# ASSIGNMENT
Search the listing below for the word "registro" and copy each line that holds it.

# PROVIDED DATA
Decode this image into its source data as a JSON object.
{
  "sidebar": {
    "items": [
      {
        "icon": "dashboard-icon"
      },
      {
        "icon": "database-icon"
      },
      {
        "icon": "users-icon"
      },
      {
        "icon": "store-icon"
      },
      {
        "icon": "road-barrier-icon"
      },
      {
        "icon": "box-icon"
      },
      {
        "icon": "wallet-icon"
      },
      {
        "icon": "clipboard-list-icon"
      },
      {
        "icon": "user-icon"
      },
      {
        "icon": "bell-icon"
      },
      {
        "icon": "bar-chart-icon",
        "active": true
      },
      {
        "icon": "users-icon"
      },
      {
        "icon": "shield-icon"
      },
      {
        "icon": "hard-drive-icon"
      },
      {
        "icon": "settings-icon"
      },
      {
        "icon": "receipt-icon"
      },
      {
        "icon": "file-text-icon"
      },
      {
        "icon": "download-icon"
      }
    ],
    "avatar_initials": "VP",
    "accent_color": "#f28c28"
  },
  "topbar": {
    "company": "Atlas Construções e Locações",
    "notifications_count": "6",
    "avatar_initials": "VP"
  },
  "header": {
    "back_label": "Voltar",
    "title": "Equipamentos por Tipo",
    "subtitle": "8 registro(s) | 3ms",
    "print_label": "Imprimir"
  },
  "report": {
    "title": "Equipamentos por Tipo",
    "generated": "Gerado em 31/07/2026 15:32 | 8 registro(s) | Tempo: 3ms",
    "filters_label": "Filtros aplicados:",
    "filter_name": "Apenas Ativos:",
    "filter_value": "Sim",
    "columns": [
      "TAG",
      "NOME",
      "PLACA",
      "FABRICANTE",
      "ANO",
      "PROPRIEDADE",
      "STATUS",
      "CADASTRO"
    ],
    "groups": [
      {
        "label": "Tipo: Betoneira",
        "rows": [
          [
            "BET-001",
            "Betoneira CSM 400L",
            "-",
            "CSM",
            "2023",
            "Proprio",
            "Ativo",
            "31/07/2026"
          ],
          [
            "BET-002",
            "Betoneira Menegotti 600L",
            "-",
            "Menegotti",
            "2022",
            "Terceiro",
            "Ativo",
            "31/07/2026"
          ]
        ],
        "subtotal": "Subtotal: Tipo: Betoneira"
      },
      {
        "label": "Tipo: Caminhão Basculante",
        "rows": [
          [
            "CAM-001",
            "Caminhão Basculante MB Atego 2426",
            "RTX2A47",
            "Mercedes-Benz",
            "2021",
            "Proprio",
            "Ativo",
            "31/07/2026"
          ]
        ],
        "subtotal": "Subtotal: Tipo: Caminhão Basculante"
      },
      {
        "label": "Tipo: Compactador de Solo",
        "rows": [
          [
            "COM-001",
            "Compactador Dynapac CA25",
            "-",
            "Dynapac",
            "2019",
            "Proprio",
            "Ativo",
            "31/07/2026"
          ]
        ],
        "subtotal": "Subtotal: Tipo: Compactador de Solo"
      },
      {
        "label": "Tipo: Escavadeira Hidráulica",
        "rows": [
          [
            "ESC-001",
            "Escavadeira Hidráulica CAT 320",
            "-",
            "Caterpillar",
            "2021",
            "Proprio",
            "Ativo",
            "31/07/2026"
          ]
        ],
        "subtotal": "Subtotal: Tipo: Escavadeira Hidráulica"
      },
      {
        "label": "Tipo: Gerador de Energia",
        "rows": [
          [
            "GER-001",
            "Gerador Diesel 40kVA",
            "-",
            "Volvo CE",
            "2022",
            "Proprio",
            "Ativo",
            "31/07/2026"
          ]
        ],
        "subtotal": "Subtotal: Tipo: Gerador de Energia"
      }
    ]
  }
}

# RESULT FOR THIS TASK
    "subtitle": "8 registro(s) | 3ms",
    "generated": "Gerado em 31/07/2026 15:32 | 8 registro(s) | Tempo: 3ms",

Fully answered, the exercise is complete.